updated and re-designed

Bruce, Bowie, Iggy, Joe and Jodie...

From the Jamming! Archives

Global Techtronica

TRIPPED OUT BRITS: Nine albums of vaguely psychedelic bliss

Eargasm by Plump DJs

Paul Durdilly Les Grandes Coasses Beaujolais Nouveau 2003

Down But Not Out

THE OTHER NEW YORK MARATHON: 10 Live Reviews from the CMJ Music Marathon, October 2003

Albums from UK, USA, Canada, Australia, Iceland, Denmark, New York and New Jersey.

The Good, the Bad and the Ugly

Bruce Springsteen at Shea Stadium

The biggest night out that you'll ever have in." Jockey Slut
"Hedonism will have you gripped from start to finish, guaranteed." International DJ

Tony Fletcher's debut novel HEDONISM is out now. For more information and to read excerpts, click here.

HEDONISM is available mail order in the USA from Barnes&Noble.com. It's available mail order in the UK from amazon.co.uk or musicroom.com.

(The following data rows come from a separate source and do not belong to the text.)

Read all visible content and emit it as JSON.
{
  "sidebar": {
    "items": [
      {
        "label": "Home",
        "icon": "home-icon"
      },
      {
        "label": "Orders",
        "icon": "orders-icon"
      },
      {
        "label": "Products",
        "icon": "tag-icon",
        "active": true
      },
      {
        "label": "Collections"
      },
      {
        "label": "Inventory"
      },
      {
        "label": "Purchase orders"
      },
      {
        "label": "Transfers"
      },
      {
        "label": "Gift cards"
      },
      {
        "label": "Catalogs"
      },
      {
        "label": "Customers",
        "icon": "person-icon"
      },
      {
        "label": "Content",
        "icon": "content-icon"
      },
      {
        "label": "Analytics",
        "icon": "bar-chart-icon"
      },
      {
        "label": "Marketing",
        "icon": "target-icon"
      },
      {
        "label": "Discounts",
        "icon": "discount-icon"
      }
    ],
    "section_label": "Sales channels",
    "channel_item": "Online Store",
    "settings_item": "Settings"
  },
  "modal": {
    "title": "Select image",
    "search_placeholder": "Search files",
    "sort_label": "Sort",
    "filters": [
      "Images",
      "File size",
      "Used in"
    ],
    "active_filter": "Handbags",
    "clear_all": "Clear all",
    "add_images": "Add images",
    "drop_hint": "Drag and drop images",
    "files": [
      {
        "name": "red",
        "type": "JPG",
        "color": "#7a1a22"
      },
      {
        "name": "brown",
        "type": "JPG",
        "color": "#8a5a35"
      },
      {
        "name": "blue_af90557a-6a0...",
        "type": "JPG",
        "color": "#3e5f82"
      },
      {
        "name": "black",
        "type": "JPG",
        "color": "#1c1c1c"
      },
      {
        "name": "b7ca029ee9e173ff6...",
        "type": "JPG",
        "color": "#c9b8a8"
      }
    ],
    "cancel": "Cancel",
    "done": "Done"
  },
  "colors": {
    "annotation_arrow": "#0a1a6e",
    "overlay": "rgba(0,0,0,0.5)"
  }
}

American residents can also receive signed copies direct from iJamming! for just $20 including shipping and handling. Click on the PayPal button below. Please allow 7-10 days for delivery.